Like HowStuffWorks on Facebook!

Should 40-somethings Only Work 20-something Hours?


A study showed that cognitive functioning declined for workers over 40 after they did more than 25 hours. Thomas Barwick/Getty Images
A study showed that cognitive functioning declined for workers over 40 after they did more than 25 hours. Thomas Barwick/Getty Images

An Australian study made headlines recently by claiming that a three-day work week is the best way to maintain a sharp brain as you age. The researchers analyzed cognitive test data from a large sample of older Australian workers (40 and above) and found that brain performance was lower in individuals who worked more than 25 hours a week. The culprit, the researchers believe, is stress.

"Work can stimulate brain activity and help maintain cognitive functions for elderly workers, but at the same time, excessively long working hours can cause fatigue and physical and/or psychological stress, which potentially damage cognitive functioning," says researcher Colin McKenzie, professor of economics at Keio University, Japan, via email. Cognitive functions are brain functions like reasoning, memory and attention.

Does this mean that anyone over 40 should immediately submit an HR request for Tuesdays and Thursdays off? Not quite. While a 25-hour work week is attractive for many reasons, it likely wouldn't pay nearly enough to cover the bills, even if workplaces were flexible enough to offer it (they aren't). So what's an aging worker to do?

The choice, it turns out, may not be that stark. A closer look at the Australian study reveals plenty of good reasons for older workers to stay on the job as long as they want. "We cannot and do not claim that we should be choosing to work in part-time jobs instead of full-time positions. To answer this question, we need further research on working patterns," says McKenzie. "This is because the degree of intellectual stimulation of work for brain activity would depend on both the 'quantity' and the 'quality' of work."
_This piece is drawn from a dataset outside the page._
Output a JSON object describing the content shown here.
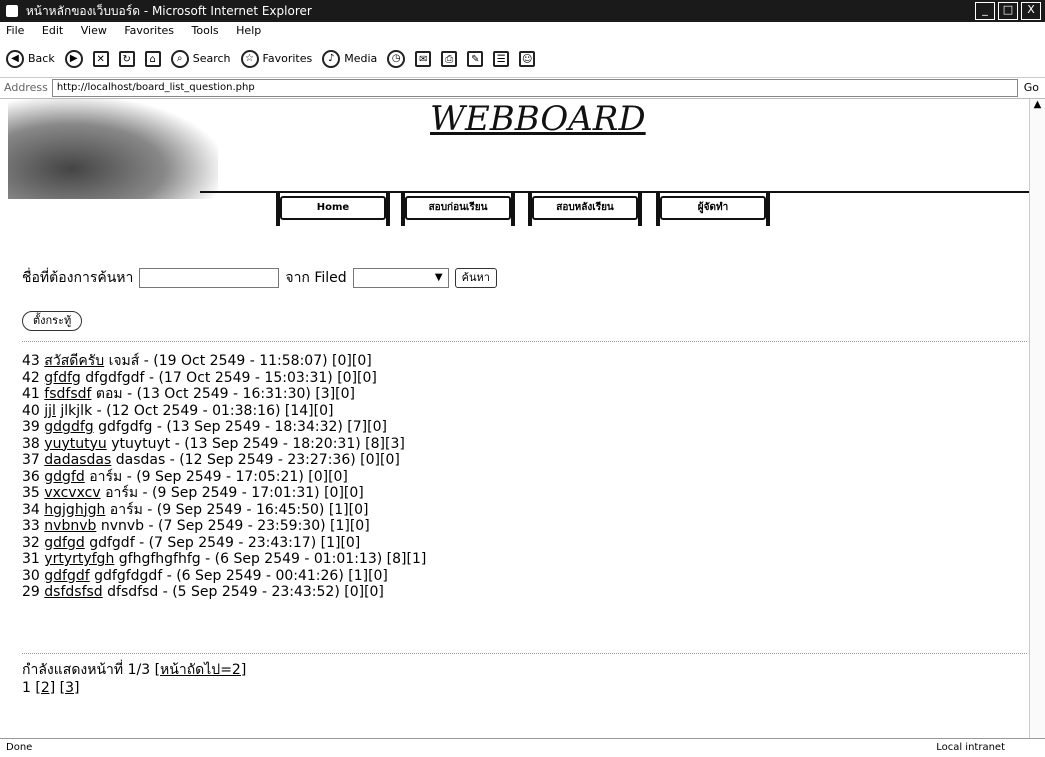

Different Kinds of Intelligence

Jacquelyn James, co-director of the Center on Aging & Work at Boston College, would agree. She studies the aging of America's workforce and the changing nature of retirement. 

"We know that different types of jobs carry different types of stress, and the researchers don't control for any aspect of job quality," says James, "It makes a big difference whether the stress is a 'positive' stress, like a challenge that's fun to meet, or a miserable day-to-day existence."

She also has a problem with the way that the researchers defined cognitive ability, based mostly on "fluid intelligence" tests that gauged brain speed, such as memorizing a string of numbers and reciting them backwards, or correctly reading wrongly spelled words. James says that decades of studies have long proven that we lose some cognitive quickness as we age, but that's only one type of intelligence.

"Older adults do better than younger adults in what's called crystallized intelligence," says James. "Crystallized intelligence depends on your experience of the world, your education in broader sense, the informal learning experiences of every day — the kinds of things that you gather over time."

This type of experience-based intelligence can be hugely important in the workplace, says David DeLong, president of Smart Workforce Strategies and author of "Lost Knowledge: Confronting the Threat of an Aging Workforce." 

"In manufacturing, for example, older workers are able to diagnose problems faster and set about solving them quicker," says DeLong. "They can recognize a faulty machine before a less-experienced worker. The experiential knowledge of older workers will often trump any cognitive deficit that might come with age."

Age Discrimination Ammunition?

"I would hate to see this kind of research being used to argue that older workers need to work fewer hours," add James. "That only feeds the age discrimination that's already well-entrenched in our society."

Counters McKenzie, "Our research is not about whether the productivity of older workers is lower than that of younger workers. We are examining whether engagement with work can prevent declining of cognitive functioning ... Our results show that, on average, people aged 40 and over can maximize the benefits of work on their cognitive functioning by working around 25 hours a week. That is, no work is worse than full-time work in terms of maintaining cognitive functioning, but full-time work is not maximizing the positive effects of work."

Even if a long work week has potential side effects, there are still plenty of good reasons why a growing number of Americans are choosing to continue working full-time into their late 60s and 70s. Financial concerns are the biggest reason why older workers are delaying retirement. As we live longer, we need to stretch our working years to save more. But money isn't the only motivator.

"People want to continue to work, because work is what they've spent their lives building their capacities to do," says James of the Center on Aging & Work. "Studies show that older workers are more engaged in their work than younger workers are. Once we get to a certain age, we've found our way to something that we like doing and we just want to keep doing it."

James has a caveat, though. She thinks it's dangerous to perpetuate the idea that all of us can keep working until we drop.

"People can think they will work until their 70s, but they might not be able to for lots of reasons," says James. "Health is the number one reason people drop out of work. Next is taking care of family members or losing a job to layoffs."



More to Explore